Should SMEs apply more focus to up-skilling existing employees in a bid for growth?
Hiring specialist workers into a business can often be a very expensive process and in many cases there are already those within the organisation with the skill sets required.
Often, a little bit of training is all that is needed which can cut the costs of a long, drawn out interview process, freeing up staff to focus elsewhere.
In SMEs, these restructuring measures can have a huge influence on the company budget and can go some of the way to driving success.
While recruitment drives are fantastic for getting people in to work and away from unemployment, those already in employment should not be forgotten.
Some companies are choosing to focus on trying to make their staff the best of the best, which has many benefits including making the whole workforce more flexible.
The value of encouraging up-skilling
As a result, workers can hold down many different positions within a company if required and can fill in any gaps as and when other staff members are unavailable.
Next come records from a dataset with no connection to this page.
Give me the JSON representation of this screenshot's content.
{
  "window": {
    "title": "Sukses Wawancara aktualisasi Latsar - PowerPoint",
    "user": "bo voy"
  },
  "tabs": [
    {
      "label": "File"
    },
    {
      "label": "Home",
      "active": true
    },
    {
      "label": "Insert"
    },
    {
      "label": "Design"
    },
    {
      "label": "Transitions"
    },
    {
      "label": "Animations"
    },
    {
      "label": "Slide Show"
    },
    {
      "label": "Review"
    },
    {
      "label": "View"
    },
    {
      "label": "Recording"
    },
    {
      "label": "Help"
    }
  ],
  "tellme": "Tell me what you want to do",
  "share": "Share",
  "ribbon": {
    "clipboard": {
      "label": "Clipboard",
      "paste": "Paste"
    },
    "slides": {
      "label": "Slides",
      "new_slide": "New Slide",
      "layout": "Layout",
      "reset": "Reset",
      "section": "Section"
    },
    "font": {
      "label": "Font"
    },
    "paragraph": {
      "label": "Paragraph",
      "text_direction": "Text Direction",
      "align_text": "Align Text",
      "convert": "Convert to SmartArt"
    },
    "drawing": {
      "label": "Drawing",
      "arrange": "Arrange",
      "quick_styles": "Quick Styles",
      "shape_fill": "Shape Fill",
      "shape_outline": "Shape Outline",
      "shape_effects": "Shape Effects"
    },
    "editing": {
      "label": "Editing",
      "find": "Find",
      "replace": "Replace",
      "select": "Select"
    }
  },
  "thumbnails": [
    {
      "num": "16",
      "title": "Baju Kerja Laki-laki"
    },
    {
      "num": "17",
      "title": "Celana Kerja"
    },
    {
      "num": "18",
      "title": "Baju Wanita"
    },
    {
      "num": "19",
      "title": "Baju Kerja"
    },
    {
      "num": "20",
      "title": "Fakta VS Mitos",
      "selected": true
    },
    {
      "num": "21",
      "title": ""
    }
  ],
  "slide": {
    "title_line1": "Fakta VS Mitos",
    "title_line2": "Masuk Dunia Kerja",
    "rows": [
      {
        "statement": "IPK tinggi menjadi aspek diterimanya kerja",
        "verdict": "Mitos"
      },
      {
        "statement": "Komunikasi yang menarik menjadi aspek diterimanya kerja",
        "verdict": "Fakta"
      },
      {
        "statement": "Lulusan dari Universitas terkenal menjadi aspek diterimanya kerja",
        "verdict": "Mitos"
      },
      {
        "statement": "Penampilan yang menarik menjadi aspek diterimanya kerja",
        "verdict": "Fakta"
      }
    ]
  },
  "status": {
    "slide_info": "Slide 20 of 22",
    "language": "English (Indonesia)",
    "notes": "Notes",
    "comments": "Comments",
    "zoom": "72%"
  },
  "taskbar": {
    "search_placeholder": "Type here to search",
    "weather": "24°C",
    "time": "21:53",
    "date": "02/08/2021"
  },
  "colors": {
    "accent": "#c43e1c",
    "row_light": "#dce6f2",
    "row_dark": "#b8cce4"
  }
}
Employers in the UK aerospace, automotive, defence and marine industries have been working with Semta UK to bring together their supply chain companies to advise them on what skills and technological investments are required.
The Transforming Skills and Productivity of Supply Chain project runs until March 2014, by which point around 20,000 SME supply chain businesses will have reached, or be on their way to world class standard.
Upon its completion, 25,000 employees will have enhanced skills highlighting the importance of up-skilling as well recruitment.
Employees within a company are likely to have a greater understanding of how the company runs and of the ethics that it tries to aspire towards.
Furthermore, existing employees can often be easily moulded into new roles which are likely to be far more beneficial to the companies concerned.
It would appear that a joint focus needs to be placed on both recruiting new talent and on ensuring existing talent is trained to the highest standard.
This should lead to a more competitive job market as individuals will be capable of a multitude of roles, while it means staff can move between roles more often as they have the necessary skills to be able to do so.
By Phil Smith